Asbestos SK-(H) PSI Control tasbestos 7.920 Compound No. 3 (Treated Denim Rag Pulp] L400 Compound No. 4 (Kraft Wood Pulp] 7.250 Compound No. 5 (Cotton Lintersl 6.420

Since the flexural strength of molding compound 3 was so high. the frictional characteristics of the treated denim rag pulp were also investigated in various brake lining compounds.

Wet Mix Formula Treated Denim Rag Pulp 50.0 Parts Barytes 30.0 Parts He\a 22 Parts Resin (liquid phenol formaldehyde] 21.0 Parts Sohent 27.5 Parts Dr\' Mix Formula Mix A Mix 8 Overall, the frictional properties of the three compounds were good. Coefficient of friction levels of 0.40 to 0.45 (cold friction) were obtained. However, the wear and the heat stability were not as good as those of a comparable asbestos formulation compound.
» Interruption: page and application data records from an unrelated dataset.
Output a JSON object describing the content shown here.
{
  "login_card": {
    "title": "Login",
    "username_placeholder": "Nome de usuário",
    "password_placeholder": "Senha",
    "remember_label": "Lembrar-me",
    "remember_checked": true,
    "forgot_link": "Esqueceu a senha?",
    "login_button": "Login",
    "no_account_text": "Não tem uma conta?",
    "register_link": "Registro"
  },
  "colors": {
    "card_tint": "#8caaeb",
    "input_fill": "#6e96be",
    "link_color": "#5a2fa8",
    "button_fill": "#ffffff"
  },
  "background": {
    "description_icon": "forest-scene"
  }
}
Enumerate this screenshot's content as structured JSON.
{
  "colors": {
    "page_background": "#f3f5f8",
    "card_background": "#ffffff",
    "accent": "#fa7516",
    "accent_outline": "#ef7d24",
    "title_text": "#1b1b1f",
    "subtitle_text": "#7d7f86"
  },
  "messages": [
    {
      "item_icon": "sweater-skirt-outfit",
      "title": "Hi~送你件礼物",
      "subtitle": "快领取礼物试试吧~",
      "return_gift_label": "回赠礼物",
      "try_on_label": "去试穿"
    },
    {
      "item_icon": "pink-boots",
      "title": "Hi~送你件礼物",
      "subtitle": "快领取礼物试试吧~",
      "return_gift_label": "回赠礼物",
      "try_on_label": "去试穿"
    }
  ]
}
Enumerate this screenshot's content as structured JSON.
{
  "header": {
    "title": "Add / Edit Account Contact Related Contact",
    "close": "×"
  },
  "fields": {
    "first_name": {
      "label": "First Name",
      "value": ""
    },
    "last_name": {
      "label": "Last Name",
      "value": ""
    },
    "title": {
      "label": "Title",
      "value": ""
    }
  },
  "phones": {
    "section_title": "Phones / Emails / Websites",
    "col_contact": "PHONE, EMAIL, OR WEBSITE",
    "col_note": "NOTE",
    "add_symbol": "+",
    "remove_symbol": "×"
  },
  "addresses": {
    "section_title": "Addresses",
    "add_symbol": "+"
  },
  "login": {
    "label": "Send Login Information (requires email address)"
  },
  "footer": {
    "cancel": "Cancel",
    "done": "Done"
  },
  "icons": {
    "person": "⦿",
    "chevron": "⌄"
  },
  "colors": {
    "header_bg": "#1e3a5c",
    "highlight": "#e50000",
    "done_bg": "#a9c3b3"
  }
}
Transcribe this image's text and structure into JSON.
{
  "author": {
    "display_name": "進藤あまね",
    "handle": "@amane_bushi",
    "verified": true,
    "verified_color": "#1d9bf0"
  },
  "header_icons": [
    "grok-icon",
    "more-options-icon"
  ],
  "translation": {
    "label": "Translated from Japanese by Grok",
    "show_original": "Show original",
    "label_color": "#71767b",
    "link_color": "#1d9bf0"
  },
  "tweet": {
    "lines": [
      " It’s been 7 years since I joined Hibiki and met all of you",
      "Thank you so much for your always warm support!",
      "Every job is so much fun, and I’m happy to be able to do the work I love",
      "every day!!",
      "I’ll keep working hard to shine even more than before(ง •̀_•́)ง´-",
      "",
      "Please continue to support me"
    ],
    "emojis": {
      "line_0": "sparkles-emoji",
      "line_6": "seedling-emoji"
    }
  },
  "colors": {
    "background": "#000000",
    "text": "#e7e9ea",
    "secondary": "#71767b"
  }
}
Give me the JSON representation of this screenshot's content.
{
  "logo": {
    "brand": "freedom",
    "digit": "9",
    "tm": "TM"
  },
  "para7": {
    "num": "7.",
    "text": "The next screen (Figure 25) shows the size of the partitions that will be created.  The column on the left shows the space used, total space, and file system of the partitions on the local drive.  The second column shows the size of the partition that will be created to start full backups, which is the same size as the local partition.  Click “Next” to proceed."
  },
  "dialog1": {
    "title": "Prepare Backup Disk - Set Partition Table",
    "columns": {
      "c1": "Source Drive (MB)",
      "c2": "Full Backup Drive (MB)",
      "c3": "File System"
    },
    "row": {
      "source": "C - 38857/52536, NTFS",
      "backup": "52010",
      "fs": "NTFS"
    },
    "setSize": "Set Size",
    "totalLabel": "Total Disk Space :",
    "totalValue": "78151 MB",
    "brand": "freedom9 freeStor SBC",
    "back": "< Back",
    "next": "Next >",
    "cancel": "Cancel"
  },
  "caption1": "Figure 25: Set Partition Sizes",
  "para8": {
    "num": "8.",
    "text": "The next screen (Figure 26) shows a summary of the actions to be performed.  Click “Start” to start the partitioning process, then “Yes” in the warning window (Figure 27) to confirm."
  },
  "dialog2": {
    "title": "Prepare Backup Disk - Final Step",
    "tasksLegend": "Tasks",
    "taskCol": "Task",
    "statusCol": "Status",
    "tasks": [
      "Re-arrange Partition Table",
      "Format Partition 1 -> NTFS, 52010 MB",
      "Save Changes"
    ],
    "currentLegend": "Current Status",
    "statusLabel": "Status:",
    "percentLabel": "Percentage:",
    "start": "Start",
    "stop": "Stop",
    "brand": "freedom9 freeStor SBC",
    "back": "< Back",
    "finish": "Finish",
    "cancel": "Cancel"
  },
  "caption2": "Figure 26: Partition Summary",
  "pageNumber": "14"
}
While the cotton rag pulp filled phenolaldehyde resin compositions are especially suitable as replacement for asbestos filled phenol-aldehyde resins they can also be used in molding compositions in place of phenol-aldehyde resins filled with conventional fillers such as cotton fibers, wood flour, kraft fibers. rags, cloth, etc.

What is claimed is:

1. A phenol-aldehyde molding composition containing as a filler 100 percent cotton rag pulp, said pulp having been prepared by a process consisting essentially of l aqueous alkaline digestion of cotton rags to form a pulp followed by (2) mechanical shearing in aqueous medium to cause hydration and fibrillation of the pulp. and (3) subsequent drying of the pulp.

2. A molding composition according to claim 1 wherein a Jordaning step is included after the mechanical shearing in preparing the cotton rag pulp.

3. A molding composition according to claim 1 wherein the phenol-aldehyde resin is selected from the group consisting of (1) a thermosetting phenol-aldehyde resin and (2) a phenol-aldehyde novolak contain ing sufficient hardening agent to render it thermosetting.

4. A molding composition according to claim 3 wherein the phenol is phenol per se.

5. A molding composition according to claim 4 wherein the aldehyde is formaldehyde.

6. A molding composition according to claim 5, containing 80 to percent of the filler based on the total

Patent Citations
Cited PatentFiling datePublication dateApplicantTitle
US1472147 *Jul 5, 1919Oct 30, 1923 Gear wheel
US1836021 *Nov 3, 1930Dec 15, 1931Naugatuck Chem CoWater dispersion of polymerized styrol and product made therefrom
US2042679 *May 29, 1930Jun 2, 1936Gen Motors CorpMethod of mixing resins with other material
US2970121 *Jul 3, 1957Jan 31, 1961Union Carbide CorpMolding composition comprising a novolac resin, a furan derivative, and a filler, and process for making same
US3230187 *Jun 1, 1962Jan 18, 1966American Cyanamid CoProcess of manufacturing thermosetting aminoplast molding composition
Referenced by
Citing PatentFiling datePublication dateApplicantTitle
US4279790 *Jul 5, 1979Jul 21, 1981Kabushiki Kaisha Mikuni SeisakushoComposite material compositions using wasterpaper and method of producing same
US4558747 *Jan 15, 1985Dec 17, 1985Cunningham James DImpact devices
WO1995012708A1 *Nov 1, 1994May 11, 1995Watson Paper CompanyProduct and processing for reclaiming cotton fibers from 100 % cotton denim manufacturing scrap
Classifications
U.S. Classification524/34, 524/594
International ClassificationC08L1/02, C08L61/06
Cooperative ClassificationC08L61/06, C08L1/02
European ClassificationC08L1/02, C08L61/06